RT: Life will continue, even without us. There is hope in that, but it is also sad because we are wonderful creatures. It is still possible that we could live as an ecological civilization. We still have a chance to get it right. I feel sad for my daughter’s generation. There are more hungry people this year than last, more poor people. But even if this civilization fails, humans may survive. It’s like the strength of biodiversity. A fire can destroy a forest or grassland, but some things will bloom and thrive after that. There is a post-fire ecosystem, a blooming after disaster. Humans may suffer, but some will survive, and we don’t know what they might achieve. 

RW: I agree with that. I also find hope in the natural process. Nature is resilient. Humans also; we’re strong, resilient animals. 

RT: I agree, and we could actually live better lives with less consumption. We can find our happiness in living with community, with nature. We don’t need all the stuff we buy, and it doesn’t bring happiness. Like fashion, fast fashion, all this consumption causes damage. Now we have ultra-fast fashion, which is even more damaging. And advertising is designed to create the desire for more, which drives us to reinvent something bad, like fast fashion, and make it worse, ultra-fast, more pollution, more plastics in the oceans, more toxic waste.

Plastic trash around Freedom Island at Las Pinas, Philippines. The amount of plastic trash here does not stop even with the continuous shore clean up by various groups.
This wetland part of Manila bay called Las Piñas – Parañaque Critical Habitat and Ecotourism Area (LPPCHEA) in the Philippines is a 175 hectare protected area. The amount of plastic trash here does not stop even with the continuous shore clean up by various groups. © Jilson Tiu / Greenpeace

But the stuff doesn’t make people happier. I saw this during Covid as our lives got simpler. We moved out of town to a little piece of land, growing food with my daughter. We still live this way. We live with so little now. I haven’t gone to supermarket for two months. 

RW: Reminds me of Arne Naess’ ecological advice: “Less stuff, richer lives.” 

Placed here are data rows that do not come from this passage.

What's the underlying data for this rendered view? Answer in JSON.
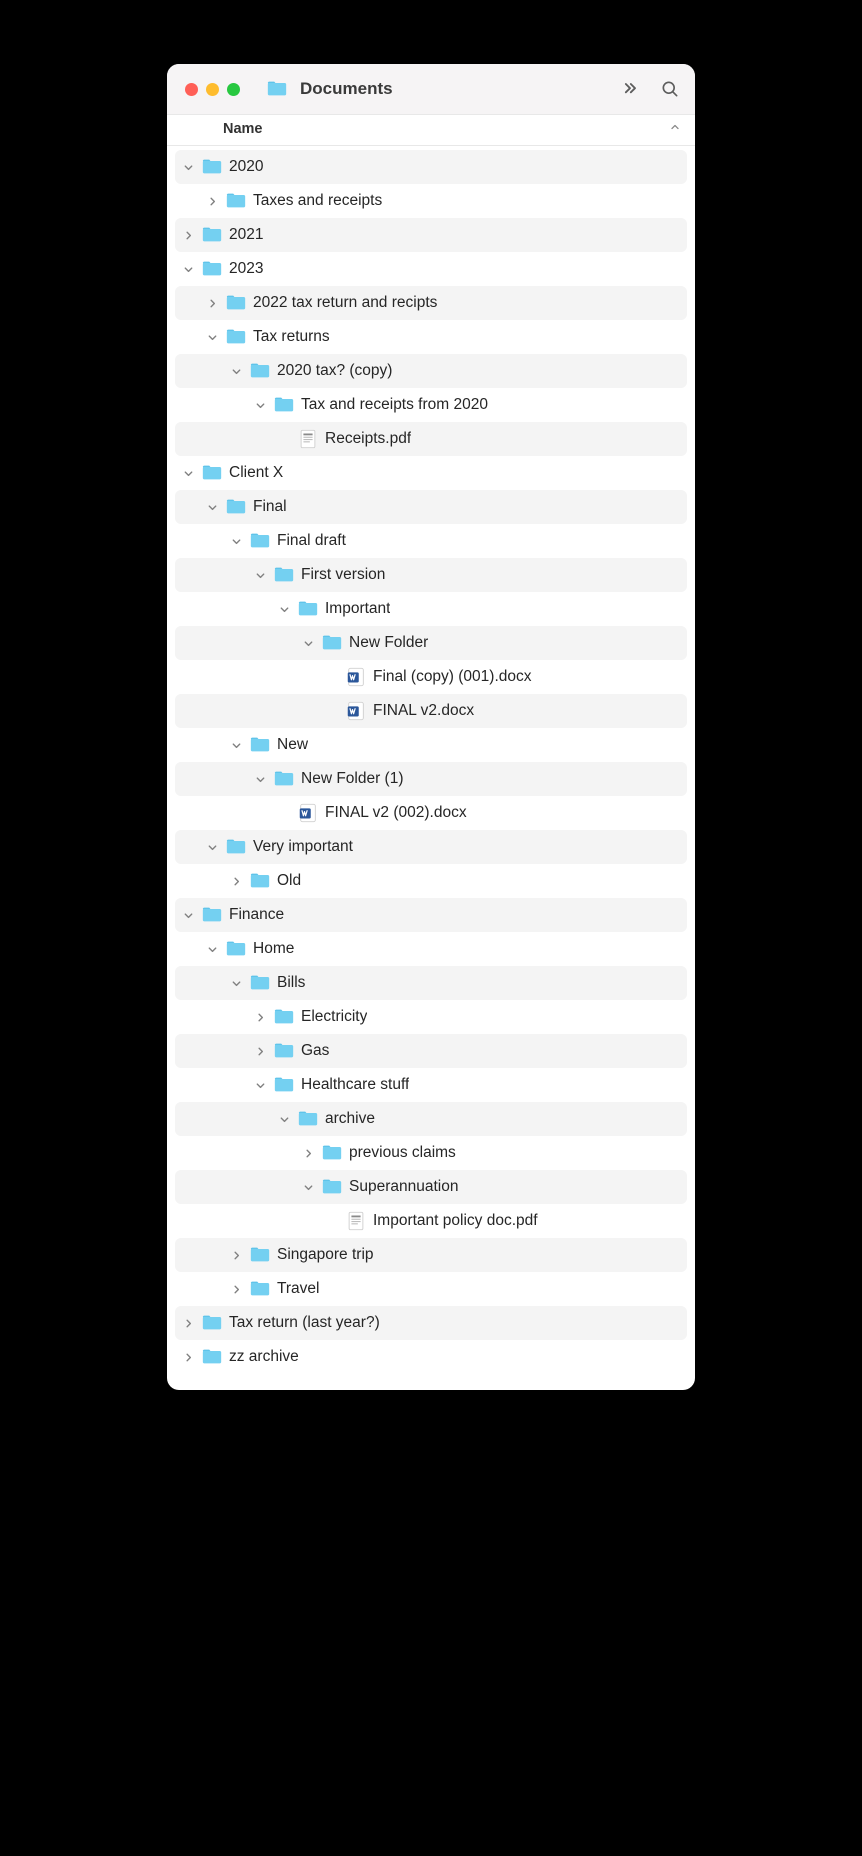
{
  "window": {
    "title": "Documents",
    "columnHeader": "Name"
  },
  "tree": [
    {
      "depth": 0,
      "expanded": true,
      "type": "folder",
      "label": "2020"
    },
    {
      "depth": 1,
      "expanded": false,
      "type": "folder",
      "label": "Taxes and receipts"
    },
    {
      "depth": 0,
      "expanded": false,
      "type": "folder",
      "label": "2021"
    },
    {
      "depth": 0,
      "expanded": true,
      "type": "folder",
      "label": "2023"
    },
    {
      "depth": 1,
      "expanded": false,
      "type": "folder",
      "label": "2022 tax return and recipts"
    },
    {
      "depth": 1,
      "expanded": true,
      "type": "folder",
      "label": "Tax returns"
    },
    {
      "depth": 2,
      "expanded": true,
      "type": "folder",
      "label": "2020 tax? (copy)"
    },
    {
      "depth": 3,
      "expanded": true,
      "type": "folder",
      "label": "Tax and receipts from 2020"
    },
    {
      "depth": 4,
      "expanded": null,
      "type": "pdf",
      "label": "Receipts.pdf"
    },
    {
      "depth": 0,
      "expanded": true,
      "type": "folder",
      "label": "Client X"
    },
    {
      "depth": 1,
      "expanded": true,
      "type": "folder",
      "label": "Final"
    },
    {
      "depth": 2,
      "expanded": true,
      "type": "folder",
      "label": "Final draft"
    },
    {
      "depth": 3,
      "expanded": true,
      "type": "folder",
      "label": "First version"
    },
    {
      "depth": 4,
      "expanded": true,
      "type": "folder",
      "label": "Important"
    },
    {
      "depth": 5,
      "expanded": true,
      "type": "folder",
      "label": "New Folder"
    },
    {
      "depth": 6,
      "expanded": null,
      "type": "docx",
      "label": "Final (copy) (001).docx"
    },
    {
      "depth": 6,
      "expanded": null,
      "type": "docx",
      "label": "FINAL v2.docx"
    },
    {
      "depth": 2,
      "expanded": true,
      "type": "folder",
      "label": "New"
    },
    {
      "depth": 3,
      "expanded": true,
      "type": "folder",
      "label": "New Folder (1)"
    },
    {
      "depth": 4,
      "expanded": null,
      "type": "docx",
      "label": "FINAL v2 (002).docx"
    },
    {
      "depth": 1,
      "expanded": true,
      "type": "folder",
      "label": "Very important"
    },
    {
      "depth": 2,
      "expanded": false,
      "type": "folder",
      "label": "Old"
    },
    {
      "depth": 0,
      "expanded": true,
      "type": "folder",
      "label": "Finance"
    },
    {
      "depth": 1,
      "expanded": true,
      "type": "folder",
      "label": "Home"
    },
    {
      "depth": 2,
      "expanded": true,
      "type": "folder",
      "label": "Bills"
    },
    {
      "depth": 3,
      "expanded": false,
      "type": "folder",
      "label": "Electricity"
    },
    {
      "depth": 3,
      "expanded": false,
      "type": "folder",
      "label": "Gas"
    },
    {
      "depth": 3,
      "expanded": true,
      "type": "folder",
      "label": "Healthcare stuff"
    },
    {
      "depth": 4,
      "expanded": true,
      "type": "folder",
      "label": "archive"
    },
    {
      "depth": 5,
      "expanded": false,
      "type": "folder",
      "label": "previous claims"
    },
    {
      "depth": 5,
      "expanded": true,
      "type": "folder",
      "label": "Superannuation"
    },
    {
      "depth": 6,
      "expanded": null,
      "type": "pdf",
      "label": "Important policy doc.pdf"
    },
    {
      "depth": 2,
      "expanded": false,
      "type": "folder",
      "label": "Singapore trip"
    },
    {
      "depth": 2,
      "expanded": false,
      "type": "folder",
      "label": "Travel"
    },
    {
      "depth": 0,
      "expanded": false,
      "type": "folder",
      "label": "Tax return (last year?)"
    },
    {
      "depth": 0,
      "expanded": false,
      "type": "folder",
      "label": "zz archive"
    }
  ]
}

RT: Right. The revolution will come from those who are content with less. We can focus on what is functional and joyful. 

RW: That’s a heartwarming image. It has been such a joy to talk with you. 

RT: It was a pleasure talking with you. Sometimes it is difficult to find the time to just have a good, nice, relaxed conversation about the world around us.

To learn more:

“Earth beyond six of nine planetary boundaries,” in Science Advances, by Katherine Richardson, University of Copenhagen; Johan Rockström, Potsdam Institute for Climate Impact Research, et al. (19 authors).

Biomass Study, Bar-on, Phillips, Milo: Proceedings of the US National Academy of Sciences, May 21, 2018; Article #17-11842; PNAS